in Physick and the family
Abstract only
Gordon Pirie

recording passenger and passport details, checking manifests of luggage, mail and freight, and handling customs documentation. Preserving the maritime tradition, the ‘purser’, as he was called, was also required to operate a fire extinguisher (by perilous wing-walking) if an engine ignited when starting. He also had to prepare flight reports (using an on-board ‘Baby Empire

in Cultures and caricatures of British imperial aviation
Andrew J. May

those communities within whose bounds other dialects prevailed, but established it as a vehicle for the later mobilisation of collective cultural and political identity among the Khasis as a group. With no knowledge of Bengali script, Jones employed the Roman alphabet when recording Khasi words. This was in most respects simply a pragmatic decision. He soon learned, however, that

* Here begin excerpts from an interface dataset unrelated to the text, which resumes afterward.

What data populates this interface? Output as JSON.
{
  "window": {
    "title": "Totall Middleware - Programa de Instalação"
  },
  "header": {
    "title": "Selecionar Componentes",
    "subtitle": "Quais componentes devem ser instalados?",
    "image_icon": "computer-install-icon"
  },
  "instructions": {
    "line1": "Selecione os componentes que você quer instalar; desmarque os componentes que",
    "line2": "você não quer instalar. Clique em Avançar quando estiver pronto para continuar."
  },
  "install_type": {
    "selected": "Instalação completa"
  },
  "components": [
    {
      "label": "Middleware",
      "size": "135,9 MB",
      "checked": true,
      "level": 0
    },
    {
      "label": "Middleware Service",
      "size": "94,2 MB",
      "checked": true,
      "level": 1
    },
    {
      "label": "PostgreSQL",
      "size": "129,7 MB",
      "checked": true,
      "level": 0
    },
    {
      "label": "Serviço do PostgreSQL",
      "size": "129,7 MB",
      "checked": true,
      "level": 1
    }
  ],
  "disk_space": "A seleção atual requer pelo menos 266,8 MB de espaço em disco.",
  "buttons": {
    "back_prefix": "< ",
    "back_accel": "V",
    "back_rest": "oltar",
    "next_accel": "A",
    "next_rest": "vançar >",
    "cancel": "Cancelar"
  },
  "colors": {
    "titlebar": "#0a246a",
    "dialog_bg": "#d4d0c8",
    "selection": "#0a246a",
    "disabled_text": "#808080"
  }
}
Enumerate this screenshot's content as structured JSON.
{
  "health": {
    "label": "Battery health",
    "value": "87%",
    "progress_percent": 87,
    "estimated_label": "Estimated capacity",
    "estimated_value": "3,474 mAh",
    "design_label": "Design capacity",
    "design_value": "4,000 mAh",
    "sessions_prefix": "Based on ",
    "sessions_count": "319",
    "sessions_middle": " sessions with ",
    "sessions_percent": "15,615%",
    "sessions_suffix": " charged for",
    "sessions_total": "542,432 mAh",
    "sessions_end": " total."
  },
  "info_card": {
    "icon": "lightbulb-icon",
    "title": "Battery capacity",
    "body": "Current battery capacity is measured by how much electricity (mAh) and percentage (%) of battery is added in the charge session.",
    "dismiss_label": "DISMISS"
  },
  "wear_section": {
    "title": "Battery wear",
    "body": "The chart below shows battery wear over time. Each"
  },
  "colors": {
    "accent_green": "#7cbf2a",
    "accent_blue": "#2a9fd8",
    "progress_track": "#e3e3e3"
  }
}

in Welsh missionaries and British imperialism
Abstract only
Mark Bailey

Introduction Manorial accounts build upon the ‘static’ information contained in surveys, extents and rentals by recording in detail how the individual elements of the manor were managed and what they actually yielded over the agricultural year (normally Michaelmas [29 September] to Michaelmas). As such, a system of manorial accounting represented a logical and obvious

in The English manor c.1200–c.1500
Author: Mark Bailey

This book aims to provide a broad introduction to the structure and composition of the English manor between c. 1200 and c. 1500 and to serve as a user's guide to its principal records. It considers the form, evolution and usefulness to historians of a group of closely related records: surveys, custumals, extents, terriers and rentals. Manorial accounts build upon the 'static' information contained in surveys, extents and rentals by recording in detail how the individual elements of the manor were managed and what they actually yielded over the agricultural year. The earliest known manorial accounts survive from the bishop of Winchester's estate in the 1200s and 1210s, where they were enrolled with other estate and household records. The abundant records of manor courts represent the single most important source for the study of English local society in the Middle Ages, and offer unique and highly detailed information relating to a wide range of subjects. The book provides a general introduction to the manorial court, its format, procedures and business, and its usefulness to the historian, and considers changes to its business in the fourteenth and fifteenth centuries. The decline of the frankpledge system, and by extension the declining powers of the leet court, is mirrored by a fall in the business conducted in manor courts during the fifteenth century.

Or, W. H. Auden and history

This book discusses W. H. Auden's poetry, and other poetry of the modern era; some of it concerns Auden himself. Auden was particularly important for thinking about the relationship between the extraordinary and the everyday as experienced by historical actors and in the histories written about them. Discussing the twentieth-century development of recording and writing systems among the Vai people of Liberia, anthropologist Jack Goody noted that several Vai records had been compiled by men who had worked as cooks at some point. To employ a poetical maid was a fashionable thing to do and literacy in a cook was certainly a useful commodity. The book explores to what did Auden pay homage to in 'Homage to Clio'; and why might a poet evoke the Muse of History. Auden wrote a number of poems about historical events; two are famous for his later renunciation of their historiography. 'Spain 1937' was about a civil war that had already been designated 'historical'. He had spent time in Spain, was witness to violence perpetrated by both sides during the Civil War. Historiography is to history as poetics is to poetry. In Homage to Clio, the poet reveals the Muse of History as a blank-faced girl, always, forever, present when anything happens, but with absolutely nothing to say. The book explores whether Auden's Historia is silent on the page as well as mute in her person.